The state of Texas has identified several situations that may extend the filing deadline to allow litigants to file their injury claims past the two-year limit.
A few scenarios that may likely lead to the modification of the Statute of Limitations include:
Claims Involving Minor
Where the injured person is legally termed as “Under a Legal disability” as per the Texas law, the Statute of Limitations may be modified. A person who is termed as “under a legal disability” could either be under the age of 18 or of “unsound mind” when the accident or incident that caused them personal injuries occurred. In such a case, the deadline clock is paused until the period of legal disability is over. This means that the statute of limitation will be applied once the injured person turns 18 or becomes mentally healthy.
Claims Involving Sex Crimes Against Adults
Under Texas law, a victim of sex crimes should bring a suit for personal injury not later than five years from the day they suffered harm. The injury should arise due to conduct that infringes specific provisions of section 21 and 43 of the Texas Penal code that outlaws sexual assault of an adult, aggrieved sexual assault of an adult, actions that promote the prostitution of an adult, and sexual trafficking of an adult.
Claims Against First-Party Automobile Insurance
In Texas, the deadline for filing the claim against first-party automobile insurance is between two and four years. First-party automobile insurance suits include an underinsured motorist claim, an uninsured motorist claim, or a personal injury protection claim. The lawsuits are filed against your own insurance company according to a written contract.

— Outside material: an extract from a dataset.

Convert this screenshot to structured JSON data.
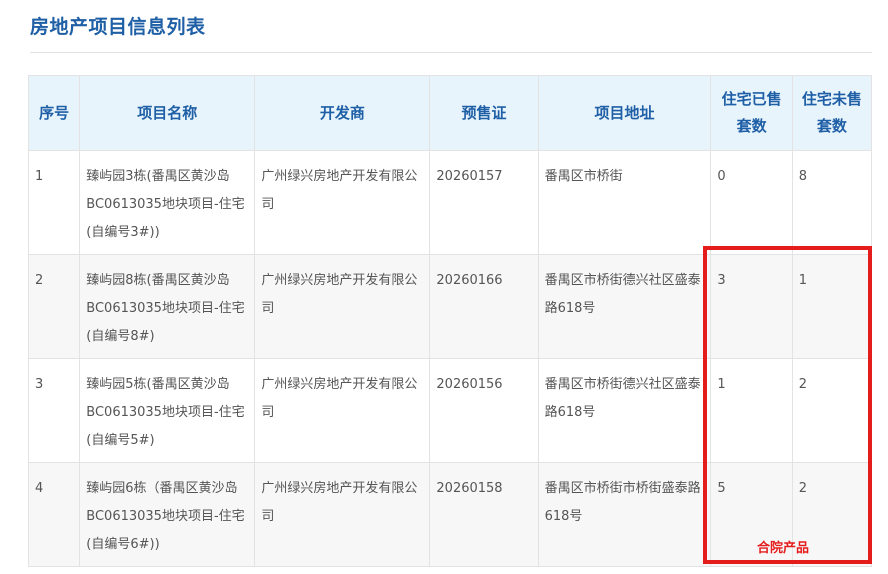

Some Maritime Claims
Maritime accidents have several statutes of limitations that may apply under state and federal law. However, the standard time for filing maritime claims is three years from when you suffer an injury.

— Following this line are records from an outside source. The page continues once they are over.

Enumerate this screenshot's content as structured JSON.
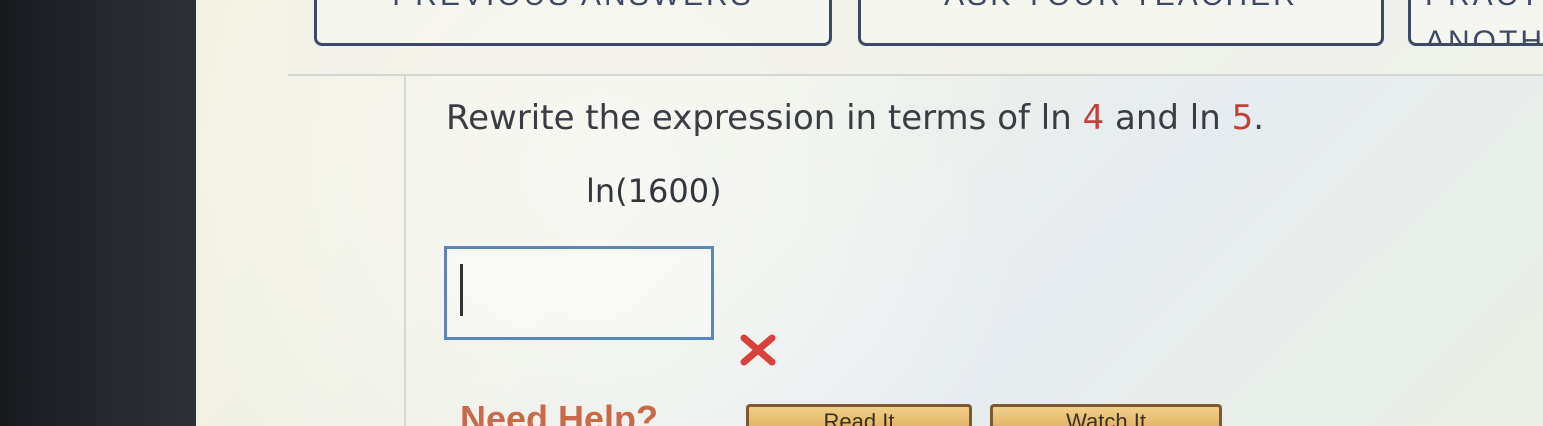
{
  "toolbar": {
    "buttons": [
      {
        "label": "PREVIOUS ANSWERS"
      },
      {
        "label": "ASK YOUR TEACHER"
      },
      {
        "label": "PRACTICE ANOTHER"
      }
    ]
  },
  "question": {
    "prefix": "Rewrite the expression in terms of ln ",
    "num1": "4",
    "middle": " and ln ",
    "num2": "5",
    "suffix": "."
  },
  "expression": "ln(1600)",
  "answer": {
    "value": "",
    "status_icon": "x-mark-icon",
    "status_color": "#d9413b"
  },
  "help": {
    "title": "Need Help?",
    "buttons": [
      {
        "label": "Read It"
      },
      {
        "label": "Watch It"
      }
    ]
  },
  "colors": {
    "button_border": "#3c4a62",
    "input_border": "#5b86b8",
    "highlight_red": "#c2403a"
  }
}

Inherently Undiscoverable Injuries
If an injury qualifies as ‘inherently undiscoverable’ within the two-year statute of limitation, by the exercise of due diligence, a claim can be subject to the discovery rule. If the court rules that the discovery rule applies, the statute of limitations is suspended until such a time when the injury is discovered in the exercise of due diligence.
Asbestos and Silica-Related Claims
Claims for personal injuries or death that result from asbestosis or silica-related illnesses have an extended statute of limitations. The two-year statute limit will not run before the date of the exposed person’s death or and the date that you serve a defendant a required report.
If the Defendant Leaves the State
If the defendant leaves the state of Texas at some point after the accident and before the lawsuit is filed, the deadline clock will pause until their return. As such, the period of their absences is not counted as part of the two years stated in the Statutes of Limitations.
Why Do We Have Statutes of Limitations?
The Statutes of Limitations have been part of the US judiciary system for hundreds of years. The main objective of these rules is to protect the defendants’ rights and enhance the credibility of the court processes. These rules encourage the plaintiffs to pursue their lawsuit with some level of diligence. The statute of limitation also ensures critical evidence is not lost over time. It also guarantees the witnesses who will testify in court can draw on more recent and reliable memories.
Do You Need Help with Personal Injury Claims? Trust Thompson Law Injury Lawyers
A personal injury from road crashes, unsafe environments, or abuse can alter your life and those of your loved ones in an unprecedented manner. After a devastating injury, you need help to deal with insurance companies and lawsuits. At Thomson law, our personal injury lawyers are committed to fight for you and ensure you receive fair compensation so that you focus your energies on full recovery. With us, you only pay when we win. For more details, get a free case review with one of our experienced attorneys at law.